Much mischief would vanish from educational discourse if the terms objective and subjective vanished first. Since that happy consummation is unlikely to take place, we must be careful how we use them. Currently, usage seems to coalesce along a continuum, on which the “subjective” side is the side of judgment, opinion, emotion, evaluation, flightiness, and interiority, while “objective” refers to measurement, fact, rationality, disinterestedness, groundedness, and consensus.
A moment’s thought will show us that this continuum is not very clear or very helpful. For example, many of us profess the value of statistical significance in scientific studies. Fine, but the .5 level of statistical significance as a gold standard for data is an entirely arbitrary construct—a subjective construct, if you will. I don’t mean to downgrade the validity of the concept of statistical significance, but to suggest that the usual subjective/objective=bad/good opposition is not a very helpful way of analyzing its value. The same goes for “value”-“added” “metrics,” whose sometimes huge “margin of error” is simply ignored by the people using the statistics as a way of evaluating teachers. One case highlighted a teacher whose “metrics,” when taken with the needed caution about margin of error, showed that she might be the worst teacher in New York—or better than half of them. Partisans of the idea that numbers confer precision were not even discomfited by such results: they simply ignored margin of error in using VAMs. Sounds rather arbitrary and flighty to me.
When The New York Times reports that “subjective” evaluations of teachers don’t work in Texas, one must turn over the story a bit to see that the real problem is not “subjectivity.” That is a red herring. The real problem is twofold. Evaluators who are trapped in their offices by balls & chains of paperwork, or who stay there by choice in regal disdain of teachers, are unwilling or unable to get out to the classrooms very often. One solution would be peer evaluation. Another would be to cut the burden of administrative paperwork.Implementing such solutions has nothing to do with replacing “subjectivity” by “objectivity;” rather, it requires replacing an inadequate and arbitrary system of judgment by an adequate one well grounded in good sense. The solution would also require people who see a spade to call it a spade. Gwendolyn Fairfax’s superb dodge won’t do.
The honest art of judgment lacks the magical appeal of numbers and formulae, but it allows—requires—the people using it to look each other in the eye and themselves in the mirror. That is not a question of objectivity vs. subjectivity; it is a question of intellectual and moral courage.

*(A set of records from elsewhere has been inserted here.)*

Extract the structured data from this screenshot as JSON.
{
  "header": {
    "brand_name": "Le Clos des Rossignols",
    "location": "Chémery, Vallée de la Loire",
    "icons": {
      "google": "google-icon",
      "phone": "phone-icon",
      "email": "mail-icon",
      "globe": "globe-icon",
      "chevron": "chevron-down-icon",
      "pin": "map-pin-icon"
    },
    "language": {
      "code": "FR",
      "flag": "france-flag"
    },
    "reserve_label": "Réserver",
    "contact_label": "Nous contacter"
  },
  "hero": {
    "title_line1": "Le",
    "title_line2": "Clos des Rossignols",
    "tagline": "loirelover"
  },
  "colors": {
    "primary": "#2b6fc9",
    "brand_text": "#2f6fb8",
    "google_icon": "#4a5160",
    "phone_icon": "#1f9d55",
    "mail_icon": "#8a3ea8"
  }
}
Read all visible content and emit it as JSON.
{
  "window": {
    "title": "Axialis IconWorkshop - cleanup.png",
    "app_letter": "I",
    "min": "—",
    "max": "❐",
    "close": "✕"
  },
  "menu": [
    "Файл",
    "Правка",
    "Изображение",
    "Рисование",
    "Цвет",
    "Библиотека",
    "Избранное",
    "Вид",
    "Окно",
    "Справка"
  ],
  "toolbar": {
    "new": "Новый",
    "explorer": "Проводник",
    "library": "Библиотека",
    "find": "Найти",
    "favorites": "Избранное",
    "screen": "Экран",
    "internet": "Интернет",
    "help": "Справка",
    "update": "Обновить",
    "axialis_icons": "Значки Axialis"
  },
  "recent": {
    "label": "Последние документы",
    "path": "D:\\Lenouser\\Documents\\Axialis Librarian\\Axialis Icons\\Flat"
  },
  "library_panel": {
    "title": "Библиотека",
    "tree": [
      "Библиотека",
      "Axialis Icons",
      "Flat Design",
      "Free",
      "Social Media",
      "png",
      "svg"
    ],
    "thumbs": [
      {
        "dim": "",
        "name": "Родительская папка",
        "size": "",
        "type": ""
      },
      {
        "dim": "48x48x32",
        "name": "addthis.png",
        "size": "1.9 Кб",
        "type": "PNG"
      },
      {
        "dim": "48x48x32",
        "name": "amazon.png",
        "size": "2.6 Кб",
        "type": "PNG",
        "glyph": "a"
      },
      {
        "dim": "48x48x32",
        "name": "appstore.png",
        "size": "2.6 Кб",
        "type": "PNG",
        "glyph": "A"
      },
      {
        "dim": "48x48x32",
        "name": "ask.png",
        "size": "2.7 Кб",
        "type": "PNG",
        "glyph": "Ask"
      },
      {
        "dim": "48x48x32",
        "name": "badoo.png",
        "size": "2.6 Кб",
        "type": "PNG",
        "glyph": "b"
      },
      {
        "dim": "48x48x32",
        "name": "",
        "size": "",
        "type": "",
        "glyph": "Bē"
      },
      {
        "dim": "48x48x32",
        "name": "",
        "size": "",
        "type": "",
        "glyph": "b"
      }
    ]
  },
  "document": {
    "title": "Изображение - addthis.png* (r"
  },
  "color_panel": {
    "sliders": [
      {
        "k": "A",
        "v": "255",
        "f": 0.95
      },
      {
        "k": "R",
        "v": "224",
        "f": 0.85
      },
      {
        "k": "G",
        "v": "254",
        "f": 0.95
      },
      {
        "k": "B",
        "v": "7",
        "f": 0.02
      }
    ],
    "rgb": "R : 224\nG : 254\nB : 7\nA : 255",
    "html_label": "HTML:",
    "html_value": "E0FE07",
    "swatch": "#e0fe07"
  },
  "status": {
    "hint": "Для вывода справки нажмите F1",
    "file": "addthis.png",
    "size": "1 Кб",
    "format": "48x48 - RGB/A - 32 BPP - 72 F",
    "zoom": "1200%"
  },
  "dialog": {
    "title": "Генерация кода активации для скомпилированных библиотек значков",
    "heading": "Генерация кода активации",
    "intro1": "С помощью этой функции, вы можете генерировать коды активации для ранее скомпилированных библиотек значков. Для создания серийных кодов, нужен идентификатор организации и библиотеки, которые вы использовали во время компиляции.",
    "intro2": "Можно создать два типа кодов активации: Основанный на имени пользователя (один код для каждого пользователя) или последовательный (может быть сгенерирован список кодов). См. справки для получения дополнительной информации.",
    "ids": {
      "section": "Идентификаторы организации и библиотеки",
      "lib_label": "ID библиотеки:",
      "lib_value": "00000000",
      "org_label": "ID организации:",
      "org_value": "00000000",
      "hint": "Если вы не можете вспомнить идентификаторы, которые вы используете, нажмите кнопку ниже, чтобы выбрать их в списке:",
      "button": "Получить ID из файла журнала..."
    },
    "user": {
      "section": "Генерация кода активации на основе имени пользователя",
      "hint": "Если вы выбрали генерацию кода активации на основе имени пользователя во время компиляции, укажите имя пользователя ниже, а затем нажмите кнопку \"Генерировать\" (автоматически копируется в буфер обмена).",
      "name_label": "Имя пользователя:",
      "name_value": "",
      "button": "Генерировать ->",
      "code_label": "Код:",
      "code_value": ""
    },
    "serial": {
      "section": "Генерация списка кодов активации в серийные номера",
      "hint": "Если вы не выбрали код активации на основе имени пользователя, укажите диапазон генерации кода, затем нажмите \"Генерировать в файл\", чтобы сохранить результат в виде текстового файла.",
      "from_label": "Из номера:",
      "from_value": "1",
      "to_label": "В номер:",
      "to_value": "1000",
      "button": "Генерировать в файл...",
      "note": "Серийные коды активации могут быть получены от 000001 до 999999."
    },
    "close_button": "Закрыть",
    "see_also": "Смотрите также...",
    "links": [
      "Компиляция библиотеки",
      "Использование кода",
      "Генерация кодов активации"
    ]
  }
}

 In The Importance of Being Earnest: GWENDOLYN (satirically). I am glad to say that I have never seen a spade.